Tragically, a 14 year old girl, Alianna DeFreeze, was murdered in Cleveland after being abducted on the way to her charter school. She was thought to have been abducted while switching from the first public transportation bus to the second public transportation required to get to her charter school. Despite her absence from school, there was no notification from the school to her parents informing them of their child’s absence until 4:15 in the afternoon, when her mother called the school to inquire on a meeting. According to the charter school administrators, the school system’s notification system “wasn’t working that day.” If you know the system was not working, why not pick up the phone yourself and make the call?
The incident has prompted a state lawmaker review of absentee notifications for schools, and ultimately, Senate Bill 82, nicknamed “Alianna Alert,” was introduced. If passed, the bill would place a requirement on schools to notify parents within 60 minutes of learning that a student expected to be at school did not arrive.

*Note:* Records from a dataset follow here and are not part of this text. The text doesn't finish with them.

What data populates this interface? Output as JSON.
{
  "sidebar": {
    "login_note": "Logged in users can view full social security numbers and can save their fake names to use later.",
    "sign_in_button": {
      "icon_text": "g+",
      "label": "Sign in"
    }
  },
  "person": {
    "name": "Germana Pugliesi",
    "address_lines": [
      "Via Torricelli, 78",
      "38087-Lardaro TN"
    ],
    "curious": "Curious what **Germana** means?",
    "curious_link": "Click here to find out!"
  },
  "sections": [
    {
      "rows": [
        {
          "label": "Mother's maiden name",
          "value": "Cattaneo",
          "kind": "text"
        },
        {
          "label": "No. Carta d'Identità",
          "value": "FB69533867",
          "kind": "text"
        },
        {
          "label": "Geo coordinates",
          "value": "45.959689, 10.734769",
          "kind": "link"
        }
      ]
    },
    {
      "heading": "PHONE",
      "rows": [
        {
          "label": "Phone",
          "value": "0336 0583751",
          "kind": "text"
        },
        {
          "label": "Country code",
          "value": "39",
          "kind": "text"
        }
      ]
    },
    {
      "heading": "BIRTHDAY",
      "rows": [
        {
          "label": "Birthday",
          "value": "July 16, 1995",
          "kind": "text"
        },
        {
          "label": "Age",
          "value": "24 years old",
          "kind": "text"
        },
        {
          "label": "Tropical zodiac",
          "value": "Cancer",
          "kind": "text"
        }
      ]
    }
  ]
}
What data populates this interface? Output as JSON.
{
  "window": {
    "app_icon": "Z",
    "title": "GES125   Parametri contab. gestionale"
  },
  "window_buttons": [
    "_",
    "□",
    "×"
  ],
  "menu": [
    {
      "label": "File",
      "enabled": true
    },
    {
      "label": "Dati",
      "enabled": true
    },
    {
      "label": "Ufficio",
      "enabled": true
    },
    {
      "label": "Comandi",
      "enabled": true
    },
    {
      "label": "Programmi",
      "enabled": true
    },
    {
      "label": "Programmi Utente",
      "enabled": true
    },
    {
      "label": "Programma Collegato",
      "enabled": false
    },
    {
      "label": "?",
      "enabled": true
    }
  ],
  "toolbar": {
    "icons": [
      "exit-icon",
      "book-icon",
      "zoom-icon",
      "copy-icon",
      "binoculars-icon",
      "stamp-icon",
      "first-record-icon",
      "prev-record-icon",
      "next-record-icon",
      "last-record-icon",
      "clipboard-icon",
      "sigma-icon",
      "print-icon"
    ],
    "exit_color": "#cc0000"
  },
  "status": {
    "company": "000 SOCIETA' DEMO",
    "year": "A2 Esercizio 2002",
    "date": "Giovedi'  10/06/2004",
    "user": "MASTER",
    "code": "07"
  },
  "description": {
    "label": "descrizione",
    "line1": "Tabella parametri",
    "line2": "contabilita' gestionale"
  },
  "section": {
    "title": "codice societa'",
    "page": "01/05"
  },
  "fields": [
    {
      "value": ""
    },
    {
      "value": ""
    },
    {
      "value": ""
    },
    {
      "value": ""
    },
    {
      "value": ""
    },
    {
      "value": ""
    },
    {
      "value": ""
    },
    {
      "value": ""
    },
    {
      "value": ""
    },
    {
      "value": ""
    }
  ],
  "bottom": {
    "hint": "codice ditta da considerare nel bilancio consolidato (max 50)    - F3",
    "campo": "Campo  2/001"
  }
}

Of course, there was some concern over not being able to comply with the 60 minute window, which was voiced by State Senator Gayle Manning; however, State Senator Sandra Williams highlighted two school corporations who already have effective procedures in place to notify individuals of the absence within 10 and 30 minutes, respectively.
While the prompt notification of an unexplained absence to parents or guardians is necessary (and should have already been required), the larger issue is the transportation requirements for Ohio schools. A prompt notification of a student’s absence would have increased the probability of locating Alianna prior to her tragic murder, but she still would have been in the same dangerous situation (i.e already abducted due to the transportation situation) with regards to her daily commute to school.
Per Ohio Law, schools are only required to provide transportation to students who are registered in kindergarten through eighth grade, and there lies the biggest problem. Like most states, Ohio doesn’t grant a probationary driver’s license until the age of 16, which typically puts a student in grade 10 before they can drive without an adult, but the school corporations can halt transportation at grade 8, which is typically age 13 or 14. The result? Students may be forced to utilize public transportation, which obviously is not the safest means of transportation for an unaccompanied 13 or 14 year old. And there lies the problem with the “Alianna Alert” bill. Certainly, changes need to be made, and the required notifications of absences purposed by the bill is great step. But the main part of the risk, the method of transportation, will still continue to be an issue.